* Action item
Repeat back the entries that follow, keeping every word as it is.

--------------------

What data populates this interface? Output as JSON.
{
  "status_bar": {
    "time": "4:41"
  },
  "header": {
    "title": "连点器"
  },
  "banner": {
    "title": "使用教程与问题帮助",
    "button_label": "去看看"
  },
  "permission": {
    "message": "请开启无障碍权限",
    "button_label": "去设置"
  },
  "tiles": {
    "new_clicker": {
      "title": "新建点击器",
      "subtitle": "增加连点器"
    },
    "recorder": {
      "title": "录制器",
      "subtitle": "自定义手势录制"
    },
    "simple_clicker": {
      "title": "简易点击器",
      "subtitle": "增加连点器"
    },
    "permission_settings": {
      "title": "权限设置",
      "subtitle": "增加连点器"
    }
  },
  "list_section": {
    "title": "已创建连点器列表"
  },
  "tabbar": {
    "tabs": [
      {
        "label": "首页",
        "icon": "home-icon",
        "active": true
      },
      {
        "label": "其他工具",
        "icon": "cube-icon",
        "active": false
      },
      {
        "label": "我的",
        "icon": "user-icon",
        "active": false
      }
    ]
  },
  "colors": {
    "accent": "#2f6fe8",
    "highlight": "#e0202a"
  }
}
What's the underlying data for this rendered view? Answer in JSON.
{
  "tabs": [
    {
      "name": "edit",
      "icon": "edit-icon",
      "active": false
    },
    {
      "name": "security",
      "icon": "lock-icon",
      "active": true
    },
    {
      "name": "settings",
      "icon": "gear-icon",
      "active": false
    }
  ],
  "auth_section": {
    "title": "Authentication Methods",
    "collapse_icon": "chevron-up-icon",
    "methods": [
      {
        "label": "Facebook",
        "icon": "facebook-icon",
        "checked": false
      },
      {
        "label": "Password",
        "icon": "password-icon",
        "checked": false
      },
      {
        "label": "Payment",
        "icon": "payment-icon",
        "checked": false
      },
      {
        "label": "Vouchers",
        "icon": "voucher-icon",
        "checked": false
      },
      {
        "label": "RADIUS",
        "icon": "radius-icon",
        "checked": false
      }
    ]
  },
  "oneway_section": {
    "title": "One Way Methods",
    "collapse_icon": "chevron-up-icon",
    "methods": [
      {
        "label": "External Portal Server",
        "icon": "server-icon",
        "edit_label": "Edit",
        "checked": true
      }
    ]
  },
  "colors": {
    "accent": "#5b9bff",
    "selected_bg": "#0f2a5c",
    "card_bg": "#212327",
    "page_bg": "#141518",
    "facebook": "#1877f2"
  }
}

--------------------

* Task solution
What data populates this interface? Output as JSON.
{
  "status_bar": {
    "time": "4:41"
  },
  "header": {
    "title": "连点器"
  },
  "banner": {
    "title": "使用教程与问题帮助",
    "button_label": "去看看"
  },
  "permission": {
    "message": "请开启无障碍权限",
    "button_label": "去设置"
  },
  "tiles": {
    "new_clicker": {
      "title": "新建点击器",
      "subtitle": "增加连点器"
    },
    "recorder": {
      "title": "录制器",
      "subtitle": "自定义手势录制"
    },
    "simple_clicker": {
      "title": "简易点击器",
      "subtitle": "增加连点器"
    },
    "permission_settings": {
      "title": "权限设置",
      "subtitle": "增加连点器"
    }
  },
  "list_section": {
    "title": "已创建连点器列表"
  },
  "tabbar": {
    "tabs": [
      {
        "label": "首页",
        "icon": "home-icon",
        "active": true
      },
      {
        "label": "其他工具",
        "icon": "cube-icon",
        "active": false
      },
      {
        "label": "我的",
        "icon": "user-icon",
        "active": false
      }
    ]
  },
  "colors": {
    "accent": "#2f6fe8",
    "highlight": "#e0202a"
  }
}
What's the underlying data for this rendered view? Answer in JSON.
{
  "tabs": [
    {
      "name": "edit",
      "icon": "edit-icon",
      "active": false
    },
    {
      "name": "security",
      "icon": "lock-icon",
      "active": true
    },
    {
      "name": "settings",
      "icon": "gear-icon",
      "active": false
    }
  ],
  "auth_section": {
    "title": "Authentication Methods",
    "collapse_icon": "chevron-up-icon",
    "methods": [
      {
        "label": "Facebook",
        "icon": "facebook-icon",
        "checked": false
      },
      {
        "label": "Password",
        "icon": "password-icon",
        "checked": false
      },
      {
        "label": "Payment",
        "icon": "payment-icon",
        "checked": false
      },
      {
        "label": "Vouchers",
        "icon": "voucher-icon",
        "checked": false
      },
      {
        "label": "RADIUS",
        "icon": "radius-icon",
        "checked": false
      }
    ]
  },
  "oneway_section": {
    "title": "One Way Methods",
    "collapse_icon": "chevron-up-icon",
    "methods": [
      {
        "label": "External Portal Server",
        "icon": "server-icon",
        "edit_label": "Edit",
        "checked": true
      }
    ]
  },
  "colors": {
    "accent": "#5b9bff",
    "selected_bg": "#0f2a5c",
    "card_bg": "#212327",
    "page_bg": "#141518",
    "facebook": "#1877f2"
  }
}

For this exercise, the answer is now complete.